#### [ASSIGNED TASK]
Return every line of the data below that includes the string "value".

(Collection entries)
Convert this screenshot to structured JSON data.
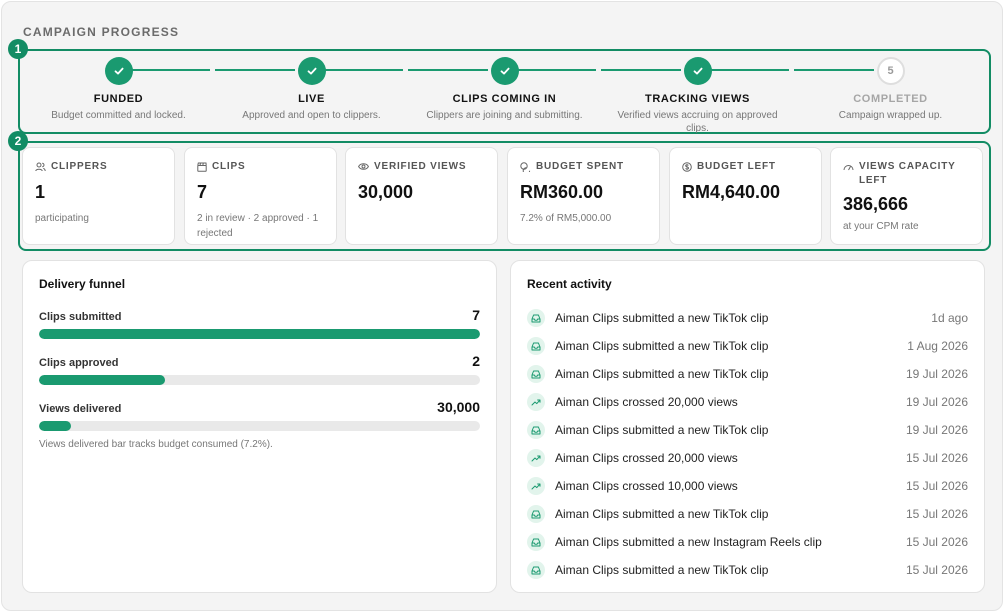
{
  "section_title": "CAMPAIGN PROGRESS",
  "markers": [
    "1",
    "2"
  ],
  "steps": [
    {
      "label": "FUNDED",
      "subtitle": "Budget committed and locked.",
      "state": "done"
    },
    {
      "label": "LIVE",
      "subtitle": "Approved and open to clippers.",
      "state": "done"
    },
    {
      "label": "CLIPS COMING IN",
      "subtitle": "Clippers are joining and submitting.",
      "state": "done"
    },
    {
      "label": "TRACKING VIEWS",
      "subtitle": "Verified views accruing on approved clips.",
      "state": "done"
    },
    {
      "label": "COMPLETED",
      "subtitle": "Campaign wrapped up.",
      "state": "pending",
      "number": "5"
    }
  ],
  "stats": [
    {
      "label": "CLIPPERS",
      "value": "1",
      "note": "participating",
      "icon": "users-icon"
    },
    {
      "label": "CLIPS",
      "value": "7",
      "note": "2 in review · 2 approved · 1 rejected",
      "icon": "clapperboard-icon"
    },
    {
      "label": "VERIFIED VIEWS",
      "value": "30,000",
      "note": "",
      "icon": "eye-icon"
    },
    {
      "label": "BUDGET SPENT",
      "value": "RM360.00",
      "note": "7.2% of RM5,000.00",
      "icon": "coins-icon"
    },
    {
      "label": "BUDGET LEFT",
      "value": "RM4,640.00",
      "note": "",
      "icon": "dollar-circle-icon"
    },
    {
      "label": "VIEWS CAPACITY LEFT",
      "value": "386,666",
      "note": "at your CPM rate",
      "icon": "gauge-icon"
    }
  ],
  "funnel": {
    "title": "Delivery funnel",
    "rows": [
      {
        "label": "Clips submitted",
        "value": "7",
        "fill_fraction": 1.0
      },
      {
        "label": "Clips approved",
        "value": "2",
        "fill_fraction": 0.2857
      },
      {
        "label": "Views delivered",
        "value": "30,000",
        "fill_fraction": 0.072
      }
    ],
    "note": "Views delivered bar tracks budget consumed (7.2%)."
  },
  "activity": {
    "title": "Recent activity",
    "items": [
      {
        "text": "Aiman Clips submitted a new TikTok clip",
        "time": "1d ago",
        "icon": "inbox-icon"
      },
      {
        "text": "Aiman Clips submitted a new TikTok clip",
        "time": "1 Aug 2026",
        "icon": "inbox-icon"
      },
      {
        "text": "Aiman Clips submitted a new TikTok clip",
        "time": "19 Jul 2026",
        "icon": "inbox-icon"
      },
      {
        "text": "Aiman Clips crossed 20,000 views",
        "time": "19 Jul 2026",
        "icon": "trending-up-icon"
      },
      {
        "text": "Aiman Clips submitted a new TikTok clip",
        "time": "19 Jul 2026",
        "icon": "inbox-icon"
      },
      {
        "text": "Aiman Clips crossed 20,000 views",
        "time": "15 Jul 2026",
        "icon": "trending-up-icon"
      },
      {
        "text": "Aiman Clips crossed 10,000 views",
        "time": "15 Jul 2026",
        "icon": "trending-up-icon"
      },
      {
        "text": "Aiman Clips submitted a new TikTok clip",
        "time": "15 Jul 2026",
        "icon": "inbox-icon"
      },
      {
        "text": "Aiman Clips submitted a new Instagram Reels clip",
        "time": "15 Jul 2026",
        "icon": "inbox-icon"
      },
      {
        "text": "Aiman Clips submitted a new TikTok clip",
        "time": "15 Jul 2026",
        "icon": "inbox-icon"
      }
    ]
  },
  "colors": {
    "accent": "#1a9a70",
    "marker": "#128c64",
    "track": "#e9e9e9"
  }
}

#### [OUTPUT FOR THIS TASK]
      "value": "1",
      "value": "7",
      "value": "30,000",
      "value": "RM360.00",
      "value": "RM4,640.00",
      "value": "386,666",
        "value": "7",
        "value": "2",
        "value": "30,000",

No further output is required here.